The mid-1970s were a time of major transition in the SLR industry. The biggest changes involved the downsizing of camera bodies (initiated by Olympus), the general electrification and computerization of many functions (most notably with the Canon AE-1), and the inevitable de-contenting and cost-cutting that came with increased competition between all manufacturers for market share. Perhaps no series of SLRs demonstrated being caught in this no-man's land more than the first three models Pentax released with its brand-new K-mount bayonet in 1975. Two models would survive only two years, the third only five. Yet, ironically, the fourth model, introduced in 1976, would go on to be one of the most successful and iconic of all SLRs and would be in production for over 20 years. Fortunately for vintage camera lovers, any of these K-series SLRs can still be enjoyed and are serviceable even today. So let's take a look at the tragic trio of the KM, KX, K2, and the student camera extraordinaire, the K1000.

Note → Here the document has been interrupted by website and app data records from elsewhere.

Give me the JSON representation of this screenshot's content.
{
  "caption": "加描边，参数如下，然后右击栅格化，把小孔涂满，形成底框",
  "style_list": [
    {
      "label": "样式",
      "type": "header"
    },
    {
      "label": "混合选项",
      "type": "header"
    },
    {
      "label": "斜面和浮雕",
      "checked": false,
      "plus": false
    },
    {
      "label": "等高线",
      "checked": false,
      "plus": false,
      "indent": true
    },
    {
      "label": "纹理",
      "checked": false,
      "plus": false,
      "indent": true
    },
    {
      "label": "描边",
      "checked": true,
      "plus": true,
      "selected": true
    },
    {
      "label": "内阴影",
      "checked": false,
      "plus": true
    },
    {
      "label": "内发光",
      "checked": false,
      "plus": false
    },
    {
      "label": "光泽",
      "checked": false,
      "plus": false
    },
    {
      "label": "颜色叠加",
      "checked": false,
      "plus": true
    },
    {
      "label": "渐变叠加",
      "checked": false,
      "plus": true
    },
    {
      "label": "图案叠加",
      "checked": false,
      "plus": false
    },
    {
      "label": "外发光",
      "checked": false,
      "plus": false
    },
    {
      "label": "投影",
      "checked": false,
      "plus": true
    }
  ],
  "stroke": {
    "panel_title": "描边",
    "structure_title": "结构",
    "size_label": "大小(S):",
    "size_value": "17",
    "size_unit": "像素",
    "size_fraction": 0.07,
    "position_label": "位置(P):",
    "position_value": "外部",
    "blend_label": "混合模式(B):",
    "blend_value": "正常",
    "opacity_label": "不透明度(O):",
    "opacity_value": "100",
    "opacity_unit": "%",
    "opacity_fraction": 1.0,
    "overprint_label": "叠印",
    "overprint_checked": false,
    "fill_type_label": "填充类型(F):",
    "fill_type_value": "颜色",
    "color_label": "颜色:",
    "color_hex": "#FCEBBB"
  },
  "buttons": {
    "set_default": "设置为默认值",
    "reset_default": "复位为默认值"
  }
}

Domination of the mid-to-late 1960's sales charts. Millions of devoted fans. As influential on SLR development as a certain group of four blokes were on rock 'n' roll during the same period. We can only be talking about one camera...the Pentax Spotmatic (or Spottie to its ardent admirers), the first true superstar SLR.
In their never-ending quest to automate the operation of the SLR, the Japanese manufacturers first targeted auto exposure in the mid-1960s. Auto exposure (AE) initially meant that the photographer had only to set one exposure parameter (shutter speed or aperture) and the camera would automatically set the other. What became known as "shutter priority" (with the user setting the shutter speed and the camera choosing the complementary aperture), was the first AE mode to appear in cameras. It was the easiest to design and could be completely mechanical (no electronic controls) in operation. Konica (one of the smaller and more innovative SLR makers) was the first company to market a practical focal-plane shutter-priority SLR. Nikon began AE research & development in late 1964. It would be five years, though, before they had their first prototype and eight years before they brought an AE-capable SLR to market. So what took so long?
Suffers from a two-decade and counting film and manual focus SLR addiction. Has recently expanded into 1980's AF point and shoots, and (gack!) '90s SLRs. He even mixes in some digital. Definitely a sick man.